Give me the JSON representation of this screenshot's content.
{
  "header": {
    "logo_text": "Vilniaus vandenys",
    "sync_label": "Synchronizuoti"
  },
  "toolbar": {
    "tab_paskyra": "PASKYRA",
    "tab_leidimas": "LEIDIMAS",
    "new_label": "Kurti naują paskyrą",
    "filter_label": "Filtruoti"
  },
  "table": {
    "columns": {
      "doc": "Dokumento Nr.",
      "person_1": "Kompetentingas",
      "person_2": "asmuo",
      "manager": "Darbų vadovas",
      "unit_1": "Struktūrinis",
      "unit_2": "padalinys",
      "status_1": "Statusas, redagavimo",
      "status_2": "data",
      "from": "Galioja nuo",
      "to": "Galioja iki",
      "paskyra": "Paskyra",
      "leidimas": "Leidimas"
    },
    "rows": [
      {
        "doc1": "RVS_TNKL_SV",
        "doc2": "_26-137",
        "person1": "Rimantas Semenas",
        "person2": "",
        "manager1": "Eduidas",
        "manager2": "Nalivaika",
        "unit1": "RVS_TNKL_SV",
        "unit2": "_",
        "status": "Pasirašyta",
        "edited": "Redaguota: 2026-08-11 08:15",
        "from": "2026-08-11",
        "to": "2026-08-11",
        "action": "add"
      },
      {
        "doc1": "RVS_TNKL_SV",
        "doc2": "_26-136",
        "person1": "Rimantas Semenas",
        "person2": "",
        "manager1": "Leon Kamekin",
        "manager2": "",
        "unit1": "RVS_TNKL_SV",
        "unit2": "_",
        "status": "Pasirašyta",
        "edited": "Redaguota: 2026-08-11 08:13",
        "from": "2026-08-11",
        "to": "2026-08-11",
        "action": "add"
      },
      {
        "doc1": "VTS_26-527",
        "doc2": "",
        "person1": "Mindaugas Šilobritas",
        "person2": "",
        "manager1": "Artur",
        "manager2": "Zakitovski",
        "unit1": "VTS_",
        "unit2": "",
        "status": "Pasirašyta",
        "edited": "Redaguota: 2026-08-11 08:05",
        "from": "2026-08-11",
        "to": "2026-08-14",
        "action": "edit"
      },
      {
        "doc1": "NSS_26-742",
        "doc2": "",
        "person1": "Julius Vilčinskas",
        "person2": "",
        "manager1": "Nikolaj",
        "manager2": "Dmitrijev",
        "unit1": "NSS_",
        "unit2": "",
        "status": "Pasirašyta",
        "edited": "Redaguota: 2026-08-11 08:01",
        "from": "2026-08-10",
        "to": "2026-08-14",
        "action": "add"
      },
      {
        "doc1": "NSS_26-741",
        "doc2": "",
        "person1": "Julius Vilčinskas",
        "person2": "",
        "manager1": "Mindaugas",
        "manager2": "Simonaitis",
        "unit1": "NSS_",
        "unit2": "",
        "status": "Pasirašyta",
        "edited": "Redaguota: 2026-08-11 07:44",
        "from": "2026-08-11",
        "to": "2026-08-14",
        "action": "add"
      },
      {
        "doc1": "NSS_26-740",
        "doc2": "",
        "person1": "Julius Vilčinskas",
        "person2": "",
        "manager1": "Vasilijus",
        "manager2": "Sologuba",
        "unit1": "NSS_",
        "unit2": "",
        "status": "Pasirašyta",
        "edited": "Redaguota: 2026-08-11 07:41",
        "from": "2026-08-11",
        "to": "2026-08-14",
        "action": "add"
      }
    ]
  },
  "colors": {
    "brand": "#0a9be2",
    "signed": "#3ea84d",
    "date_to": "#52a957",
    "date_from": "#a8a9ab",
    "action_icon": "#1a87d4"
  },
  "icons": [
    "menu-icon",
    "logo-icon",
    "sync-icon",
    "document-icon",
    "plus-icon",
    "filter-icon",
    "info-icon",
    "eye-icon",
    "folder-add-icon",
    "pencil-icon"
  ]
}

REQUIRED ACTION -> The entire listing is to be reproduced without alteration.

RESPONSE TO THE TASK ->
Give me the JSON representation of this screenshot's content.
{
  "header": {
    "logo_text": "Vilniaus vandenys",
    "sync_label": "Synchronizuoti"
  },
  "toolbar": {
    "tab_paskyra": "PASKYRA",
    "tab_leidimas": "LEIDIMAS",
    "new_label": "Kurti naują paskyrą",
    "filter_label": "Filtruoti"
  },
  "table": {
    "columns": {
      "doc": "Dokumento Nr.",
      "person_1": "Kompetentingas",
      "person_2": "asmuo",
      "manager": "Darbų vadovas",
      "unit_1": "Struktūrinis",
      "unit_2": "padalinys",
      "status_1": "Statusas, redagavimo",
      "status_2": "data",
      "from": "Galioja nuo",
      "to": "Galioja iki",
      "paskyra": "Paskyra",
      "leidimas": "Leidimas"
    },
    "rows": [
      {
        "doc1": "RVS_TNKL_SV",
        "doc2": "_26-137",
        "person1": "Rimantas Semenas",
        "person2": "",
        "manager1": "Eduidas",
        "manager2": "Nalivaika",
        "unit1": "RVS_TNKL_SV",
        "unit2": "_",
        "status": "Pasirašyta",
        "edited": "Redaguota: 2026-08-11 08:15",
        "from": "2026-08-11",
        "to": "2026-08-11",
        "action": "add"
      },
      {
        "doc1": "RVS_TNKL_SV",
        "doc2": "_26-136",
        "person1": "Rimantas Semenas",
        "person2": "",
        "manager1": "Leon Kamekin",
        "manager2": "",
        "unit1": "RVS_TNKL_SV",
        "unit2": "_",
        "status": "Pasirašyta",
        "edited": "Redaguota: 2026-08-11 08:13",
        "from": "2026-08-11",
        "to": "2026-08-11",
        "action": "add"
      },
      {
        "doc1": "VTS_26-527",
        "doc2": "",
        "person1": "Mindaugas Šilobritas",
        "person2": "",
        "manager1": "Artur",
        "manager2": "Zakitovski",
        "unit1": "VTS_",
        "unit2": "",
        "status": "Pasirašyta",
        "edited": "Redaguota: 2026-08-11 08:05",
        "from": "2026-08-11",
        "to": "2026-08-14",
        "action": "edit"
      },
      {
        "doc1": "NSS_26-742",
        "doc2": "",
        "person1": "Julius Vilčinskas",
        "person2": "",
        "manager1": "Nikolaj",
        "manager2": "Dmitrijev",
        "unit1": "NSS_",
        "unit2": "",
        "status": "Pasirašyta",
        "edited": "Redaguota: 2026-08-11 08:01",
        "from": "2026-08-10",
        "to": "2026-08-14",
        "action": "add"
      },
      {
        "doc1": "NSS_26-741",
        "doc2": "",
        "person1": "Julius Vilčinskas",
        "person2": "",
        "manager1": "Mindaugas",
        "manager2": "Simonaitis",
        "unit1": "NSS_",
        "unit2": "",
        "status": "Pasirašyta",
        "edited": "Redaguota: 2026-08-11 07:44",
        "from": "2026-08-11",
        "to": "2026-08-14",
        "action": "add"
      },
      {
        "doc1": "NSS_26-740",
        "doc2": "",
        "person1": "Julius Vilčinskas",
        "person2": "",
        "manager1": "Vasilijus",
        "manager2": "Sologuba",
        "unit1": "NSS_",
        "unit2": "",
        "status": "Pasirašyta",
        "edited": "Redaguota: 2026-08-11 07:41",
        "from": "2026-08-11",
        "to": "2026-08-14",
        "action": "add"
      }
    ]
  },
  "colors": {
    "brand": "#0a9be2",
    "signed": "#3ea84d",
    "date_to": "#52a957",
    "date_from": "#a8a9ab",
    "action_icon": "#1a87d4"
  },
  "icons": [
    "menu-icon",
    "logo-icon",
    "sync-icon",
    "document-icon",
    "plus-icon",
    "filter-icon",
    "info-icon",
    "eye-icon",
    "folder-add-icon",
    "pencil-icon"
  ]
}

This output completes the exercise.